A new generation of living Xenobot robots has been created by scientists in the USA. These are tiny life forms that self-assemble a body of simple frog cells, do not need muscles to move, and have memory capacity. These “collectives” of cells have the ability to work together in swarms and in the future will undertake various tasks such as, e.g., the cleaning of microplastics or other pollutants and rubbish from land and sea.
Last year, a team of biologists and computer experts from Tufts and Vermont universities created the first Xenobot 1.0, tiny biological machines made from frog cells that were able to move, push a load, and exhibit group behavior in flocks with other similar robots.

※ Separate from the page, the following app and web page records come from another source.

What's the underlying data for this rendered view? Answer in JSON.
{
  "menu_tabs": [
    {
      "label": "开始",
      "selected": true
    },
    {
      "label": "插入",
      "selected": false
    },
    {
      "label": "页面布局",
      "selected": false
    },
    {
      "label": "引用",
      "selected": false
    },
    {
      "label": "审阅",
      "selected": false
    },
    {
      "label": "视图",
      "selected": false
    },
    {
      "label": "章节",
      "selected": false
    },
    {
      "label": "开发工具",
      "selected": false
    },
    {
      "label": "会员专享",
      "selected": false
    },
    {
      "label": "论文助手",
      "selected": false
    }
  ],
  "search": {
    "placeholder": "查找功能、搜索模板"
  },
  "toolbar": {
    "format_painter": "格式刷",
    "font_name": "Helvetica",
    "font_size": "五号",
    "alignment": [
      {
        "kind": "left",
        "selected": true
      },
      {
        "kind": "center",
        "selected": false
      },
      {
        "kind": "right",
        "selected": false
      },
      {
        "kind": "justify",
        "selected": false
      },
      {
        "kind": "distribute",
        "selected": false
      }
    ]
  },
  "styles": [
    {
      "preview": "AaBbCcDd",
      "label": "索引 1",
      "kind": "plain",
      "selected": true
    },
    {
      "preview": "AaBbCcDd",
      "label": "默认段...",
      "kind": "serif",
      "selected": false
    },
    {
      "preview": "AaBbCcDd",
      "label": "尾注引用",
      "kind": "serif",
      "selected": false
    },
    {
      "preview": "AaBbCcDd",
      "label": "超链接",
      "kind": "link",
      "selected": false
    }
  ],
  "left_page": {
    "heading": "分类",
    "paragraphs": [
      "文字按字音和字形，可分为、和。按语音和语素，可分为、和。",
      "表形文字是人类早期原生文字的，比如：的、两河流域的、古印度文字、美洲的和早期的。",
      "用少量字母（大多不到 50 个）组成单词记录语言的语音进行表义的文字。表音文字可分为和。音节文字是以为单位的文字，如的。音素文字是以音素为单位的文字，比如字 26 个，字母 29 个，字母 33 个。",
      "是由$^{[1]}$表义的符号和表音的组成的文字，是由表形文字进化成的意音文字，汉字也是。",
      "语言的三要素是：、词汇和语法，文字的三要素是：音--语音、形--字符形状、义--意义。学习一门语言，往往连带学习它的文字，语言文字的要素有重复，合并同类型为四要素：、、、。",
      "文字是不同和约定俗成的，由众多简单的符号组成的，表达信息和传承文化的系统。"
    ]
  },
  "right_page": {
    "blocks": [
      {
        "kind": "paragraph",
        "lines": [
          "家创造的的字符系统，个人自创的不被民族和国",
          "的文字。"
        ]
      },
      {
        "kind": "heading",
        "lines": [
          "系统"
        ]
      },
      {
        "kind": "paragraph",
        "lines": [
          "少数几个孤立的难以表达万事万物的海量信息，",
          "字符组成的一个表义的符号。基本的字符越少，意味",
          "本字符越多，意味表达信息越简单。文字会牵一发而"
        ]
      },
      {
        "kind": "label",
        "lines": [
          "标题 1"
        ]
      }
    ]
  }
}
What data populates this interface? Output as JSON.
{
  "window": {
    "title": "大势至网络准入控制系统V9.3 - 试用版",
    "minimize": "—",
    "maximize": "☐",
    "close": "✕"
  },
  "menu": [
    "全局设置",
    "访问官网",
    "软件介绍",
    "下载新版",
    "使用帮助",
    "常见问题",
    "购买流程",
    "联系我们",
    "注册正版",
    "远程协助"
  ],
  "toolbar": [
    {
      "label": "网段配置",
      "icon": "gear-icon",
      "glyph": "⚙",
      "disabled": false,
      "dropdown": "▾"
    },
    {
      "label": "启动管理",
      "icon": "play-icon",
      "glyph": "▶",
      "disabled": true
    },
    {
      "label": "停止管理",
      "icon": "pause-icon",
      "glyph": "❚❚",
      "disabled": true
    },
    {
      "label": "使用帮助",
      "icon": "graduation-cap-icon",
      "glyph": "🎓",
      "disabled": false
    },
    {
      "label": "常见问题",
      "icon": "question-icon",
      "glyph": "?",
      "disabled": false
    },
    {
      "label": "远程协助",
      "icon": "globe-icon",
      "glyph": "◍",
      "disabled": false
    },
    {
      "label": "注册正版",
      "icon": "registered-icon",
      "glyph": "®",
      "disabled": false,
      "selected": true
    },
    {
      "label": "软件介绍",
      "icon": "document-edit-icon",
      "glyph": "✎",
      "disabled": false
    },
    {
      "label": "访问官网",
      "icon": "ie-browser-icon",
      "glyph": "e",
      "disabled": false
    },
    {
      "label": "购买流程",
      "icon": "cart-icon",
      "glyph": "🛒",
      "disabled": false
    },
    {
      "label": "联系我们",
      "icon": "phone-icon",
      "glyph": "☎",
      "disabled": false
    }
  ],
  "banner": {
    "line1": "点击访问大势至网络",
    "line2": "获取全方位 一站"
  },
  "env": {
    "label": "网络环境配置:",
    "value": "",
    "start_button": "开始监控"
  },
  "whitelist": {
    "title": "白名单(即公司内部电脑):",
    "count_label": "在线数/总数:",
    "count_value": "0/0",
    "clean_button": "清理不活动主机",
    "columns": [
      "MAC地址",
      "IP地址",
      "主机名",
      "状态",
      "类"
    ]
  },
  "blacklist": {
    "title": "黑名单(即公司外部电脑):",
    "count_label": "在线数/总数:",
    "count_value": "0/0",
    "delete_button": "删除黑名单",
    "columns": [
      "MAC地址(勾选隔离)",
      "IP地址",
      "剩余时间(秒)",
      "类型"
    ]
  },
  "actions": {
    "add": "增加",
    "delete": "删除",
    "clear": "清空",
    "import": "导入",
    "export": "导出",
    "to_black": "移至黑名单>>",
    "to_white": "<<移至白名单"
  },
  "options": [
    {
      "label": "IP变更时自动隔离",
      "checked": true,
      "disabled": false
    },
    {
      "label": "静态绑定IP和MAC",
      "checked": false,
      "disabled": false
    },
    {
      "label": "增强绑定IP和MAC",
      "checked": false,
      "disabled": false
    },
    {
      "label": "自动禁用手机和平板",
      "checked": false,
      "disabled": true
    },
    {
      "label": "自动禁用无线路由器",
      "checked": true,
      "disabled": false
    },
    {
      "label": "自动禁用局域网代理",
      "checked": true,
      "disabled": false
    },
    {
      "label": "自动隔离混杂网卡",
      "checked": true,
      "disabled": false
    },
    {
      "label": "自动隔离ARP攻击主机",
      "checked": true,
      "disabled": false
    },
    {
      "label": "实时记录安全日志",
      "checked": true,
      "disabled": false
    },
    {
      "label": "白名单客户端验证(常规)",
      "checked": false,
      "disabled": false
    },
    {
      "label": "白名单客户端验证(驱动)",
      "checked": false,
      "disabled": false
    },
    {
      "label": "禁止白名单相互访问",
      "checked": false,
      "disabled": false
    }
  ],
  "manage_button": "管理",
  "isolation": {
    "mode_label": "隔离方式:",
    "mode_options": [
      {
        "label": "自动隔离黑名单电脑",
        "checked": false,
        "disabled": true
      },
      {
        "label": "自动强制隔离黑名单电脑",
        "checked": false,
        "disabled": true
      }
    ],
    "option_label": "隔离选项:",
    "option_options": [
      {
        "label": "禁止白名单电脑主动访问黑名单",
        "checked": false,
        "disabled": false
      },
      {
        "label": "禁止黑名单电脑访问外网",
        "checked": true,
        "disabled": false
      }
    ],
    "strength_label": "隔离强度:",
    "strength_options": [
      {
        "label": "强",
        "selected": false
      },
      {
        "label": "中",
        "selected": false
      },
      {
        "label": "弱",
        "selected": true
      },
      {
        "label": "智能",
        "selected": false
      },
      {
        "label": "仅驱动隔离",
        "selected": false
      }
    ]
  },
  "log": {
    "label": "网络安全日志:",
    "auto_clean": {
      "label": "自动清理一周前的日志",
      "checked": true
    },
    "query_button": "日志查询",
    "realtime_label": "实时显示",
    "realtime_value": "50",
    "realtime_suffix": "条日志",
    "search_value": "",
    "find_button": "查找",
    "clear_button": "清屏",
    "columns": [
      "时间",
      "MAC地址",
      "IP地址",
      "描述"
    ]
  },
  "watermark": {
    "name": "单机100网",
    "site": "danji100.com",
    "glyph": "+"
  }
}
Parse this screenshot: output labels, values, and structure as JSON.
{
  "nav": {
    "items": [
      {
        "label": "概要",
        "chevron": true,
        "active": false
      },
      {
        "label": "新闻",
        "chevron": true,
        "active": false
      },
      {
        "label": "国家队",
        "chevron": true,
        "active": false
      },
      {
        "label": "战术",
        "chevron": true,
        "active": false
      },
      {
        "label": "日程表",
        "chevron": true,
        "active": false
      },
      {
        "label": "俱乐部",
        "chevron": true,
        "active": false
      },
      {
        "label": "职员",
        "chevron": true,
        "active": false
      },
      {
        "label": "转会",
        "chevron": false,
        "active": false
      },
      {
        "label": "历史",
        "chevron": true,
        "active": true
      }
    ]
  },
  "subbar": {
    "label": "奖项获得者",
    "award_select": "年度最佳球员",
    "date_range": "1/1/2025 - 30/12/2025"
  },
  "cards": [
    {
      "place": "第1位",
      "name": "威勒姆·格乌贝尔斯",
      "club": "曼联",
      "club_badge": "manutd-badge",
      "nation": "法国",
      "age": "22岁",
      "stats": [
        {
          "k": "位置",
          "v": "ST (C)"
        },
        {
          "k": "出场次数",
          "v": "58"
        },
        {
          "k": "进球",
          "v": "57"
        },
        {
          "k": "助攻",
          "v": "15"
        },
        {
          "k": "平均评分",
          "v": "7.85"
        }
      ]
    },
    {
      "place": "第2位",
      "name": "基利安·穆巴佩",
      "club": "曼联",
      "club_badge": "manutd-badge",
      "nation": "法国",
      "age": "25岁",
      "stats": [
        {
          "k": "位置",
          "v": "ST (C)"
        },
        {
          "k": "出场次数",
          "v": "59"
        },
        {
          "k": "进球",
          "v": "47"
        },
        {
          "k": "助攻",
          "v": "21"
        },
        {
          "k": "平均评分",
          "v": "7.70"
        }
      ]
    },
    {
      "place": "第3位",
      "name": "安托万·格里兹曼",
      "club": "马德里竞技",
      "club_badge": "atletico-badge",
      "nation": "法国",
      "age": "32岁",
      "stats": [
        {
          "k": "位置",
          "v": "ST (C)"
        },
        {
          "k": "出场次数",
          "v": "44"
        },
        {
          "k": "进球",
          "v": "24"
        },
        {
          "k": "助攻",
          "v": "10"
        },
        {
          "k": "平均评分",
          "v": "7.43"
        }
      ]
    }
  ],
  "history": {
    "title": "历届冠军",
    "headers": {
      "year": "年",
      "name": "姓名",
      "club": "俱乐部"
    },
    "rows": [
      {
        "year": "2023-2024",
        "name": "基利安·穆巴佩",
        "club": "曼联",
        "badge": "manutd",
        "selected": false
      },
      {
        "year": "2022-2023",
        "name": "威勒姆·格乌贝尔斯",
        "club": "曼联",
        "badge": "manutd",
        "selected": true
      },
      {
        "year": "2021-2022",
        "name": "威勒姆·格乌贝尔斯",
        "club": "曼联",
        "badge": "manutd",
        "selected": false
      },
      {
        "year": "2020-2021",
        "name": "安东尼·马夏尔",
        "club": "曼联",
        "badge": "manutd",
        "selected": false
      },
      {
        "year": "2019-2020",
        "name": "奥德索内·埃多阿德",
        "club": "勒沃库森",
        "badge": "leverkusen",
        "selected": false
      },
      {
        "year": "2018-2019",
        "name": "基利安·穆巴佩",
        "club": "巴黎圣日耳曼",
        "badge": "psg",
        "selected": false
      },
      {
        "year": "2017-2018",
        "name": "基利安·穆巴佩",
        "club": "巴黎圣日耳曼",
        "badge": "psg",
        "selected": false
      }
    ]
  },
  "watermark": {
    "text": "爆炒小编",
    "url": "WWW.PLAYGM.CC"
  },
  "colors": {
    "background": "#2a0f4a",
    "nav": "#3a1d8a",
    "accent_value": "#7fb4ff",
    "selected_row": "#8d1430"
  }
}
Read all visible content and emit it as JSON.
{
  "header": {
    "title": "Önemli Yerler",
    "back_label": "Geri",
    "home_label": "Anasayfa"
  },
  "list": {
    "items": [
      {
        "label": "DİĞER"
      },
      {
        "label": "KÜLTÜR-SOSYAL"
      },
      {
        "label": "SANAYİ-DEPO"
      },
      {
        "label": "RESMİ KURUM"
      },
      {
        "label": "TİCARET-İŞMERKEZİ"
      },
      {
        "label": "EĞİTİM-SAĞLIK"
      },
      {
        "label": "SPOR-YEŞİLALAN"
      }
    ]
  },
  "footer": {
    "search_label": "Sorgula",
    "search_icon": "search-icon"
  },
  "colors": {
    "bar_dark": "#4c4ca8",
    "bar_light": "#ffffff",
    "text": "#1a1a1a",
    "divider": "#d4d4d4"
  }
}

This year, the new Xenobots 2.0 are improved, as they move faster, are able to navigate in different environments, and can repair themselves if they show any damage.
Researchers, led by Tufts Professor of Biology Michael Levin, who published the report in the journal “Science Robotics”, believe that this technology has a tremendous future, and that is why the two collaborating American universities have just created the new Institute for Computationally Designed Organisms (ICDO) to create even more sophisticated live robots.
Xenobots get their name from the frog species Xenopus laevis, from whose embryos the researchers derived their cells. The new generation 2.0 robots live three to seven days longer than the previous generation 1.0, which lasted up to seven days. Their shape is spherical, and their size reaches half a millimeter at present, while their body is completely biodegradable when they “die”.
Previous attempts to create live robots have focused on wireless control of animals (e.g., cockroaches), but this concept raises bioethical issues. Xenobots differ because they are self-generating forms only coming from cells, have no neurons, and cannot be considered animals.
But what exactly are they? Living organisms or robots? There is no clear answer to this. Rather, something in between.